Glasgow Theses Service

Physical, social and intellectual landscapes in the Neolithic: contextualizing Scottish and Irish Megalithic architecture

Fraser, Shannon Marguerite. (1996) Physical, social and intellectual landscapes in the Neolithic: contextualizing Scottish and Irish Megalithic architecture. PhD thesis, University of Glasgow.

Full text available as:
[img]
Preview
PDF
Download (20Mb) | Preview

Abstract

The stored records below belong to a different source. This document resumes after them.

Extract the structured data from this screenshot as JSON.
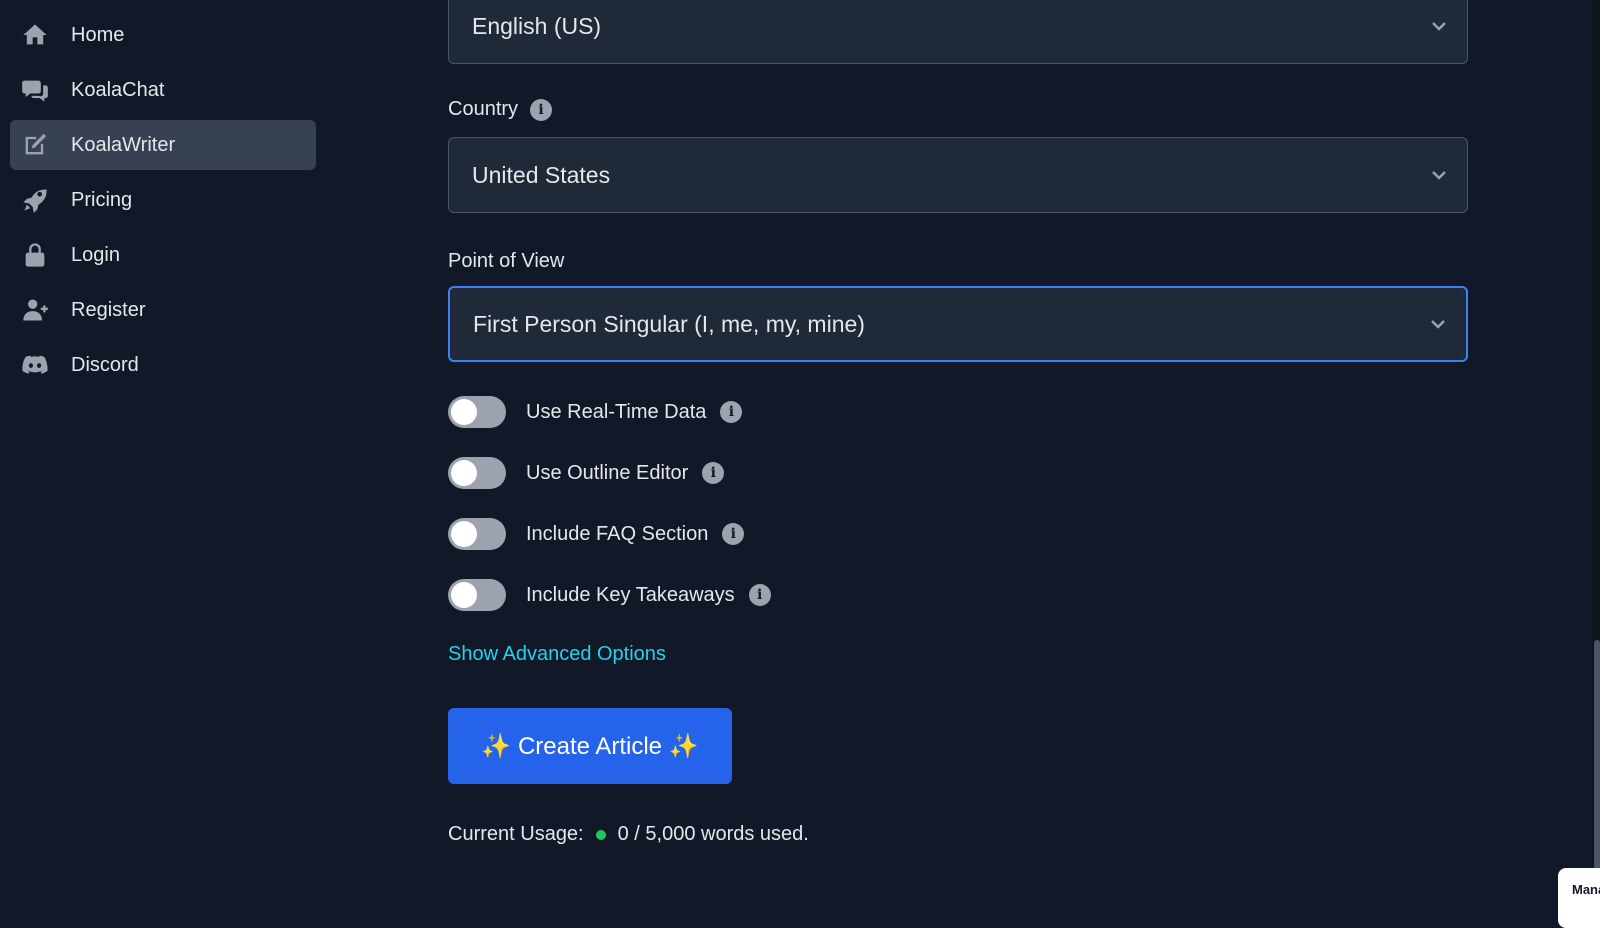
{
  "sidebar": {
    "items": [
      {
        "label": "Home",
        "icon": "home-icon",
        "active": false
      },
      {
        "label": "KoalaChat",
        "icon": "chat-icon",
        "active": false
      },
      {
        "label": "KoalaWriter",
        "icon": "edit-icon",
        "active": true
      },
      {
        "label": "Pricing",
        "icon": "rocket-icon",
        "active": false
      },
      {
        "label": "Login",
        "icon": "lock-icon",
        "active": false
      },
      {
        "label": "Register",
        "icon": "user-plus-icon",
        "active": false
      },
      {
        "label": "Discord",
        "icon": "discord-icon",
        "active": false
      }
    ]
  },
  "form": {
    "language": {
      "value": "English (US)"
    },
    "country": {
      "label": "Country",
      "value": "United States"
    },
    "point_of_view": {
      "label": "Point of View",
      "value": "First Person Singular (I, me, my, mine)"
    },
    "toggles": [
      {
        "label": "Use Real-Time Data",
        "on": false
      },
      {
        "label": "Use Outline Editor",
        "on": false
      },
      {
        "label": "Include FAQ Section",
        "on": false
      },
      {
        "label": "Include Key Takeaways",
        "on": false
      }
    ],
    "advanced_link": "Show Advanced Options",
    "create_button": "✨ Create Article ✨",
    "usage": {
      "label": "Current Usage:",
      "text": "0 / 5,000 words used."
    }
  },
  "popup": {
    "text": "Mana"
  },
  "colors": {
    "background": "#111827",
    "accent": "#2563eb",
    "link": "#22d3ee",
    "status_ok": "#22c55e"
  }
}
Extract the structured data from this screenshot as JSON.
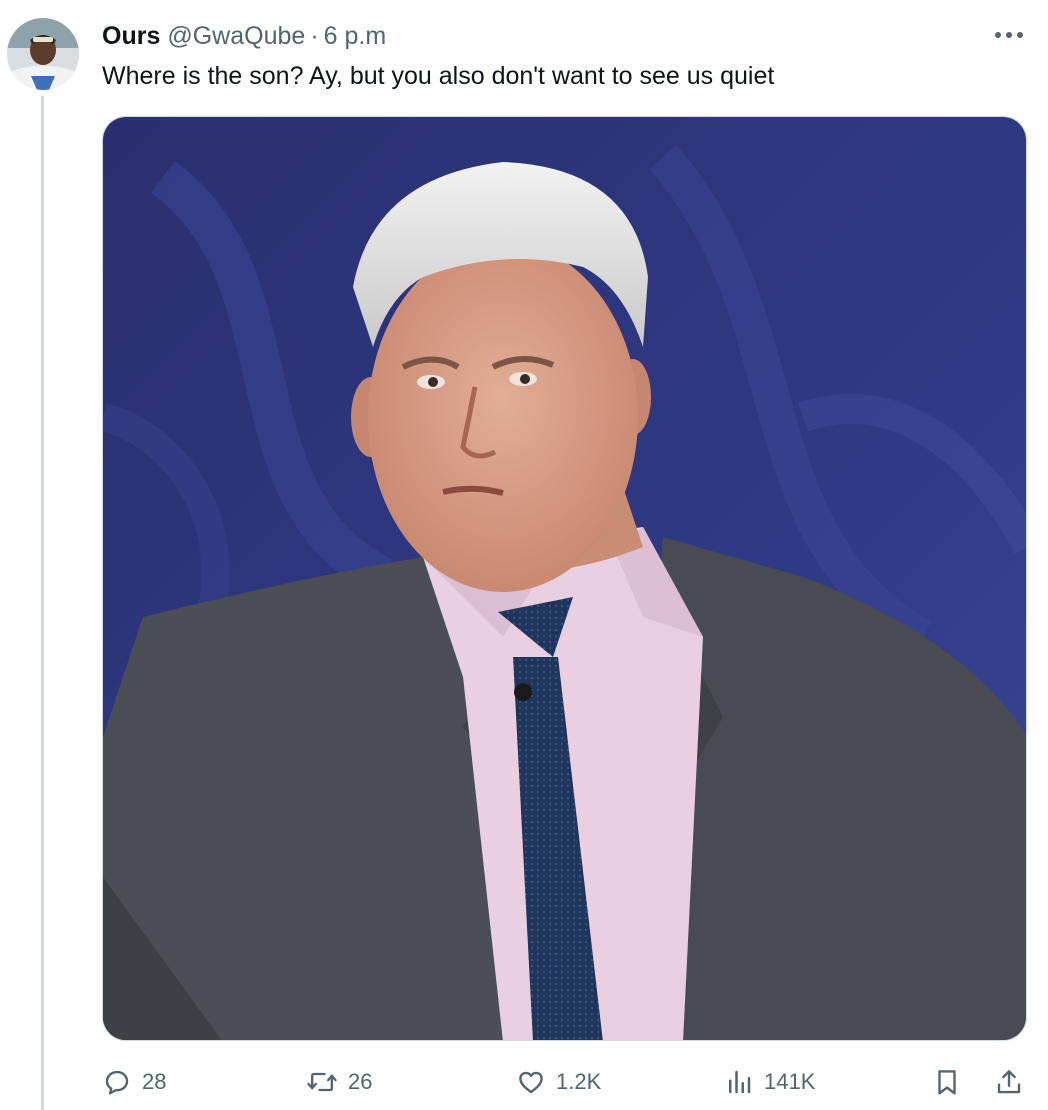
{
  "tweet": {
    "author": {
      "display_name": "Ours",
      "handle": "@GwaQube",
      "separator": "·",
      "timestamp": "6 p.m"
    },
    "text": "Where is the son? Ay, but you also don't want to see us quiet",
    "media": {
      "description": "Photo of a grey-haired man in a grey suit, pink shirt and navy tie against a blue studio background"
    },
    "actions": {
      "reply_count": "28",
      "retweet_count": "26",
      "like_count": "1.2K",
      "view_count": "141K"
    },
    "icons": {
      "reply": "reply-icon",
      "retweet": "retweet-icon",
      "like": "heart-icon",
      "views": "views-icon",
      "bookmark": "bookmark-icon",
      "share": "share-icon",
      "more": "more-icon"
    }
  },
  "colors": {
    "text_primary": "#0f1419",
    "text_secondary": "#536471",
    "thread_line": "#cfd9de",
    "photo_background": "#2c3477",
    "suit": "#4a4d52",
    "shirt": "#e9cfe0",
    "tie": "#1d3359"
  }
}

The broad aim of this study is to examine the way in which people build worlds which are liveable and which make sense; to explore the means by which a social, intellectual order particular to time and place is embedded within the material universe. The phenomenon of monumentality is considered in the context of changing narratives of place and biographies of person and landscape, which are implicated in the making of the self and society and the perception of being in place. Three groups of megalithic mortuary monuments of quite different formal characteristics, constructed and used predominantly during the fourth and third millennia BC, are analyzed in detail within their landscape setting: a series of Clyde tombs on the Isle of Arran in southwest Scotland; a group of cairns in the Black Isle of peninsula in the northeast of the country, which belong primarily to the Orkney-Cromarty tradition; and a passage tomb complex situated in east-central Ireland, among the Loughcrew hills. Individual studies are presented for each of these distinct and diverse landscapes, which consider the ways in which natural and built form interact through the medium of the human body, how megalithic architecture operated as part of local strategies for creating a workable scheme to 'place' humanity in relation to a wider cosmos, and how the interrelation of physical, social and intellectual landscapes may have engendered particular understandings of the world. An attempt is made to write regionalized, localized neolithics which challenge some of the traditional frameworks of the discipline - in particular those concerned with morphological, chronological and economic classification - and modes of representation which, removing subject and monument from a specific material context, establish a spurious objectivity. (DXN 006, 349).

Item Type: Thesis (PhD)
Qualification Level: Doctoral
Subjects: D History General and Old World > DA Great Britain
C Auxiliary Sciences of History > CC Archaeology
Colleges/Schools: College of Arts > School of Humanities > Archaeology
Supervisor's Name: Archaeology, Department
Date of Award: 1996
Depositing User: Geraldine Coyle
Unique ID: glathesis:1996-787
Copyright: Copyright of this thesis is held by the author.
Date Deposited: 21 May 2009
Last Modified: 10 Dec 2012 13:26
URI: http://theses.gla.ac.uk/id/eprint/787

Actions (login required)

View Item View Item